Waiting for Superman, the new and much-discussed education documentary, makes a highly emotional case for the current wave of school reform. Oddly, though, the movie is at its best (which can be very good) when its commitment to storytelling subdues its more zealous aspirations. Director Davis Guggenheim, acclaimed for his work on the Oscar-winning documentary An Inconvenient Truth, focuses on five kids and their parents, and the closer he stays to them, the more impressive and, yes, heartbreaking his movie can be.
Watching a young girl's dejection at not hearing her name called for admission to an acclaimed New York City charter school couldn't be more wrenching. The youngster is ill-equipped to accept the cruel outcome of a lottery, the mechanism for deciding which students will get into charter schools when the number of applicants exceeds the number of open slots.
Guggenheim tells us that his documentary was born out of discomfort. Although he previously had made a documentary about public schools, Guggenheim wound up sending his own kids to private school. He wondered about parents who didn't have his resources, but also wanted the best for their children. What could they do?
Waiting for Superman has not suffered for a lack of attention. The movie already has been the subject of countless op-ed pieces and magazine stories. It has prompted television programs, and has become a focal point for the discussion of educational issues. But make no mistake: This is advocacy filmmaking. Title cards at the end encourage viewer involvement in the battle to reform U.S. schools.
Excuse me, if I don't climb aboard the reform express -- at least not based on what I saw in Waiting for Superman, which won't tell careful readers of any newspaper with good education coverage much that they don't already know. Waiting for Superman is not a balanced movie, and it helps glorify the dynamism of a small group of educators -- Geoffrey Canada in New York and Michelle Rhee in Washington, D.C., for example. Not that either Canada or Rhee -- both of whom have had national media attention -- need more time in the spotlight.

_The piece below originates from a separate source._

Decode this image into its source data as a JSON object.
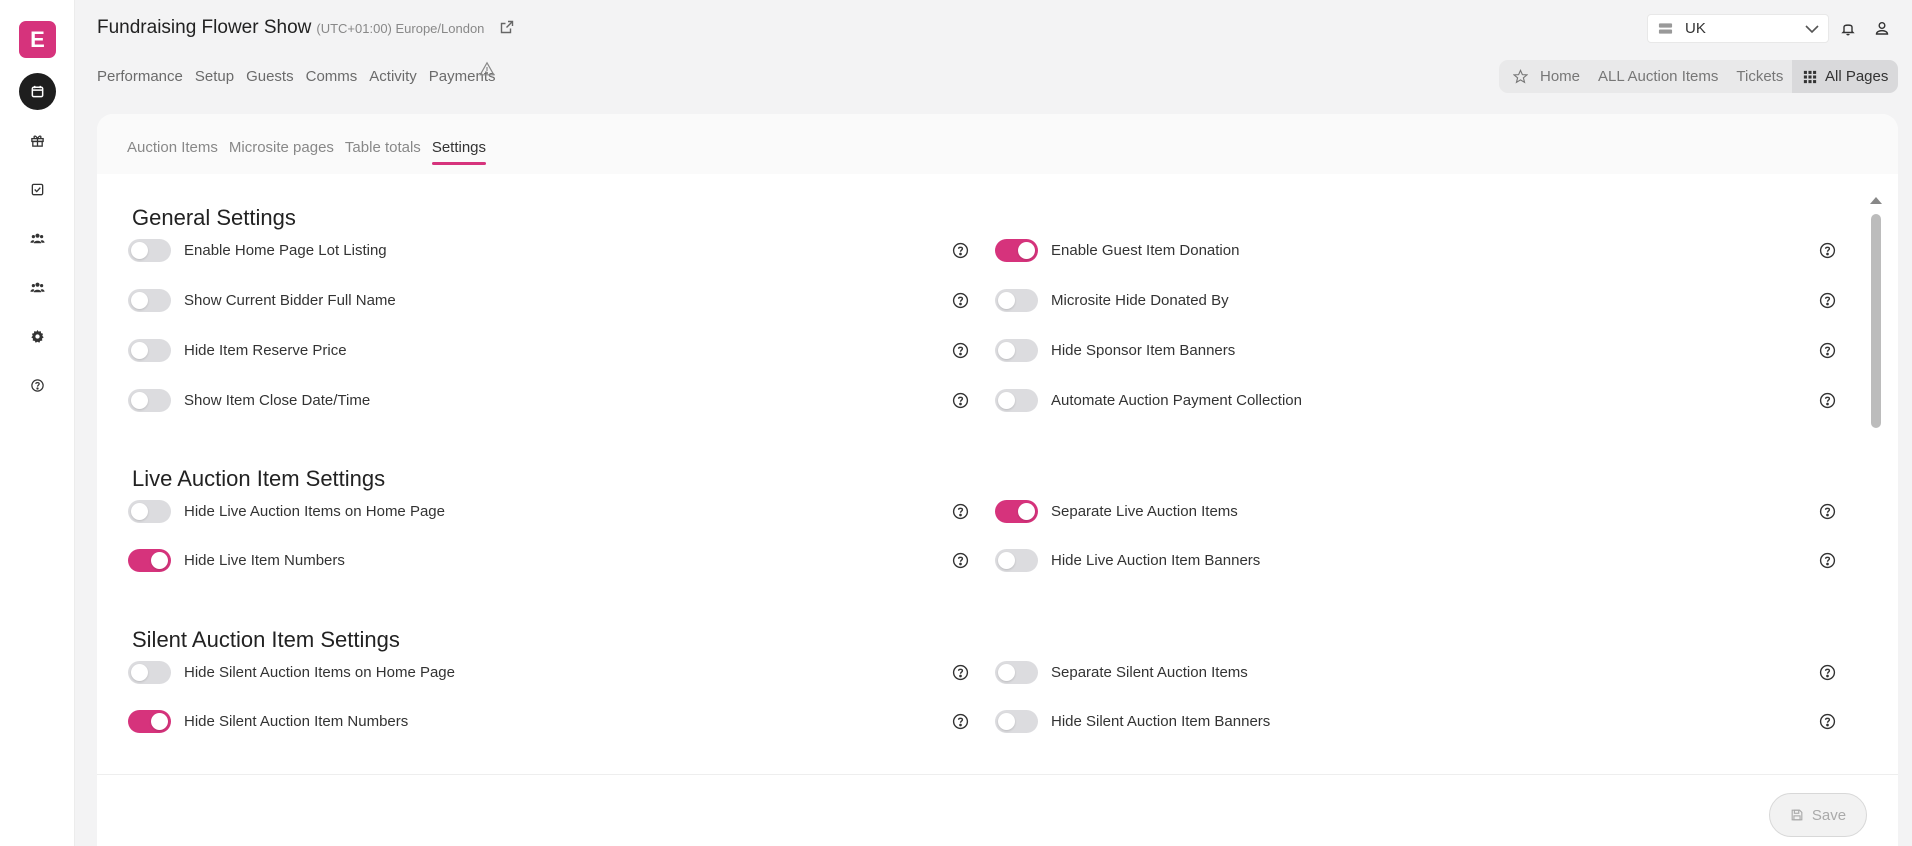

The movie follows the reformist script in blaming teachers' unions for the lack of progress in our schools. It avidly supports the charter-school movement. It argues against tenure. It parrots the current belief in test scores as the major ingredient in educational assessment. It's mostly in line with a long list of prescriptive measures that have come to define an education reform movement embraced by the Obama administration and its Education Secretary, Arne Duncan.
I'm not equipped to refute Guggenheim's arguments, and I don't for a minute doubt the sincerity of the reformers. I also have no interest discouraging anyone from seeing Waiting for Superman; it can be a valuable experience, providing it's taken as the beginning of the discussion, not the end.
If you want to round out your knowledge about education reform, you may want to check out a few of the following links, and, no, I'm not suggesting that there's anything comprehensive about the articles I'm referencing. I offer them only to demonstrate that there's more to the story, shadings you won't find in Waiting For Superman.
I don't think it was intended, but Waiting for Superman also illustrates another point: We seem incapable of discussing any problem without taking sides: Reformers vs. unions; dedicated teachers vs. educational slugs; innovative charter schools vs. failure factories; and on and on.
At heart, the reformers blame ineffective teachers for the failure of children to learn. They also see systemic inertia as a major obstacle to change. But I wonder how long it will take for the reformist banner to fly over a new orthodoxy that's as deeply entrenched and unyielding as the old one. Perhaps this already has occurred.
And I also wonder whether -- during a time of diminishing resources -- education hasn't been asked to carry the burden of deciding who'll get society's goodies and who won't. The whole business leaves me with a question: Just where exactly is the top to which teachers and students are supposed to be racing?
Lauded Harlem Schools Have Their Own Problems, New York Times, Oct. 12, 2010
D.C. School Chief's Rhee's next move probably toward the door. Washington Post, September 17, 2010. (Rhee has since resigned.)
Despite push, success at charter schools is mixed. New York Times, May 1, 2010.
Grading Waiting for Superman, The Nation, Oct. 11, 2010
Stop Trashing Teachers, by Diane Ravitch, The Daily Beast.
Waiting for Superman Won't Fly With Some Audiences, NBC News, Sept. 27, 2010.